It might have taken us Aussies more than 12 months to discover Milky Chance’s debut single ‘Stolen Dance’, but once we did, we took it to our hearts and sent it soaring to the upper reaches of the ARIA charts.
It peaked at No.2 here in Australia, equalling its chart placing in their homeland Germany, helping entrench them in our pop psyches.
In Australia for an appearance at Field Day, along with a couple of headline shows, we placed a call to the band’s vocalist Clemens Rehbein to find out a little bit more about how the duo came to be and their plans for global domination. However, given he and bandmate Philipp Dausch were in Sydney for new years, we kick off by enquiring whether or not they were close to the bridge for the stroke of midnight.
“Yeah, we were standing right in front of the bridge, so we had the best view of the fireworks and it was pretty amazing,” he confirms. But he stops short of saying it’s the best fireworks display he’s ever seen.
“Well it’s different in Germany. In Germany, everybody’s allowed to do fireworks, so there are a lot more if you’re in the big cities like Berlin or Hamburg. You’ve got big fireworks there because everyone’s doing them everywhere. In Sydney, you’ve only got that one, so you can focus more on what’s happening.”
The Milky Chance story began a few years ago when Clemens and Philipp met in the eleventh grade in high school. They quickly discovered a mutual love for music and became firm friends.
“From the first day, we started hanging around together with another guy and then we started a band with four people,” Clemens explains. “We played a lot of old music like Ray Charles, soul, jazz, jazz standards. We started jamming and making music together and did that for three years.
“When we finished school, one guy went abroad and the other one started studying, so we hadn’t had any plans. I had songs that I’d written and finished and Philipp and I just started recording them because we wanted to continue making music together. And that’s how the whole Milky Chance thing came about.”
But those hoping for a juicy story with regards how the name of the band came to be might be left a little disappointed.
“Well I created that when I was younger just for fun,” he reveals. “When I started songwriting, I created some artist names for each song. I just picked that one because… well there’s no meaning or anything, but for me, it sounded like the best choice. Or maybe the least worst.”

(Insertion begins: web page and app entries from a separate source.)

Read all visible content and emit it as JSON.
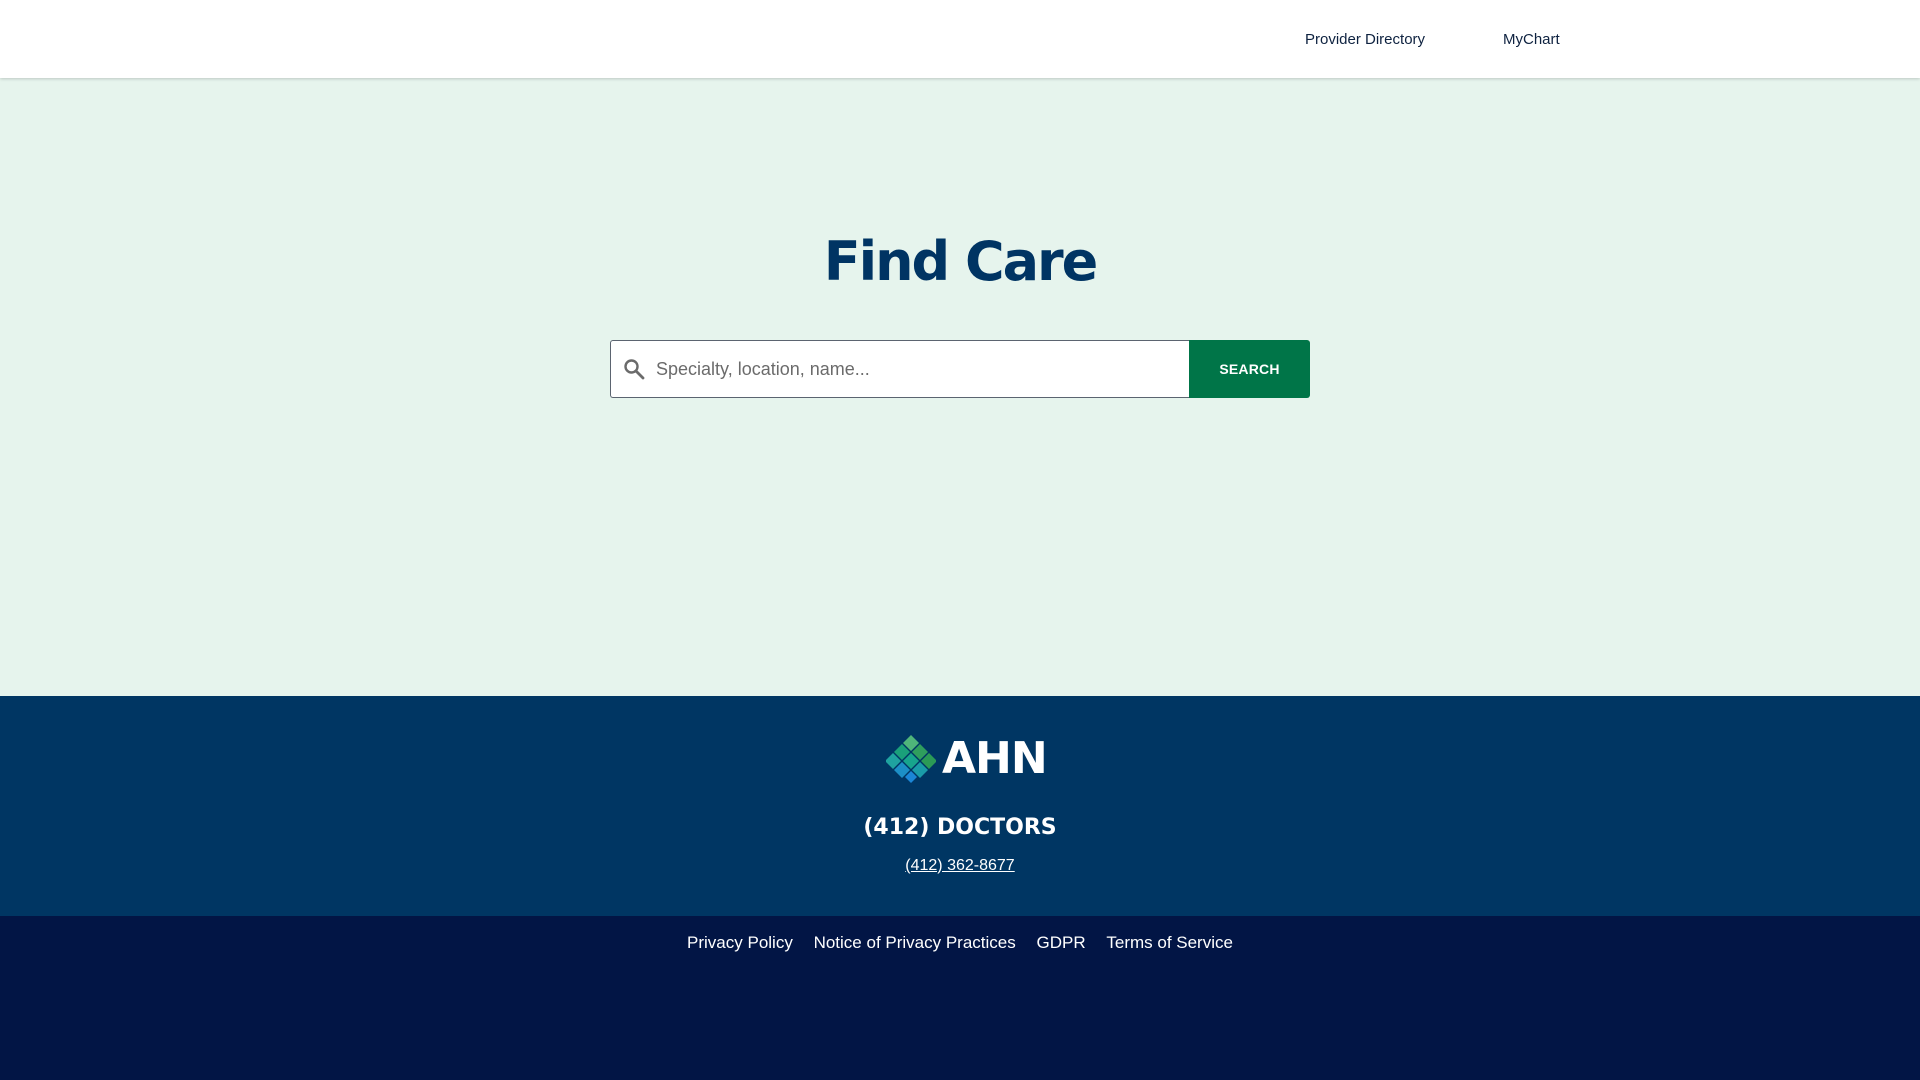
{
  "nav": {
    "links": [
      {
        "label": "Provider Directory"
      },
      {
        "label": "MyChart"
      }
    ]
  },
  "hero": {
    "title": "Find Care",
    "search": {
      "placeholder": "Specialty, location, name...",
      "value": "",
      "button_label": "SEARCH",
      "icon": "search-icon"
    }
  },
  "footer": {
    "logo_text": "AHN",
    "phone_name": "(412) DOCTORS",
    "phone_number": "(412) 362-8677",
    "legal_links": [
      {
        "label": "Privacy Policy"
      },
      {
        "label": "Notice of Privacy Practices"
      },
      {
        "label": "GDPR"
      },
      {
        "label": "Terms of Service"
      }
    ]
  },
  "colors": {
    "hero_bg": "#e6f4ed",
    "title": "#003463",
    "search_button": "#007548",
    "footer_main": "#003663",
    "footer_legal": "#021545"
  }
}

It didn’t seem to matter what the band was named, however. Uploading their songs to YouTube, Milky Chance quickly found an audience, hitting the charts in their homeland and slowly, but surely, began to impact across the planet. Clemens tells us that ‘s been amazing to watch the the band’s success unfold.
“It’s so surprising having such success. A bit overwhelming,” he says. “Sometimes it seems a little unreal, but we’re very happy, just trying to enjoy it and looking forward to do our best and go with the flow.
“When we started recording the album, we never had any expectations or plans to make a career out of being professional musicians. Everything just happened and we took the opportunities.
“When people were asking us whether we wanted to release it in different territories, of course you always respect the request. If it’s getting bigger, it’s harder to get control and you don’t really know how it can potentially change your life.
“So you have to think about it of course. Sometimes it’s a hard decision to make. But if you’ve got the opportunity to have gigs in Australia or somewhere else, it’s hard to say no.”
The band quickly gained traction in the somewhat left-of-centre musical realm that’s been described as “folktronica”; a curious blend of folk and dance. But that wasn’t always the stylistic direction they were headed for.
“I think with the songs on the album, you can hear all the different zones that we love to listen to and we experienced over the last eight years,” Clemens tells us. “You’ll discover a lot of different styles, because we just love to listen to music in general. And we experience music in all its different ways.
“Like when were in school, for example, we were in advanced music class and we were singing in a choir and we had a couple of bands. We just got to know all those different styles of music.”
Given there have been so many musical influences in the boys’ past, we’re curious to discover how their sound may evolve on future recordings.
“That’s hard to say,” he admits. “We just focus on doing what we like and I think what you like always changes a little bit over the years.
“So it will be a little bit different and we want to develop, but I don’t know what it’ll sound like. I guess it’s not totally another style. It’ll be kinda the same, but of course, we’ll try some things out and see what happens.”
Though Clemens and Philipp have been including “about seven” new songs in their live sets, the second Milky Chance album may still be a little while away.
“We will record the second album in November or December this year,” Clemens confirms. “But we’re not really planning how it should be or how it will be. We don’t know how the recording process will be. But of course, we will do a second album.”
And whether that second album garners the same level of success internationally as their first doesn’t trouble them.
“I don’t think that we focus on having the same success or having another song that will be as big as ‘Stolen Dance’ and we don’t expect it,” Clemens tells us.
“If you look back on last year, for most artists it doesn’t happen that much. So I think we’ll just focus on doing what we like and what we love and if people like it, we’re happy. And if we can just live for it and be ourselves, that’s okay.”
Milky Chance’s singles ‘Stolen Dance’ and ‘Flashed Junk Mind’ are lifted from their debut album ‘Sadnecessary’, which is available digitally and physically now.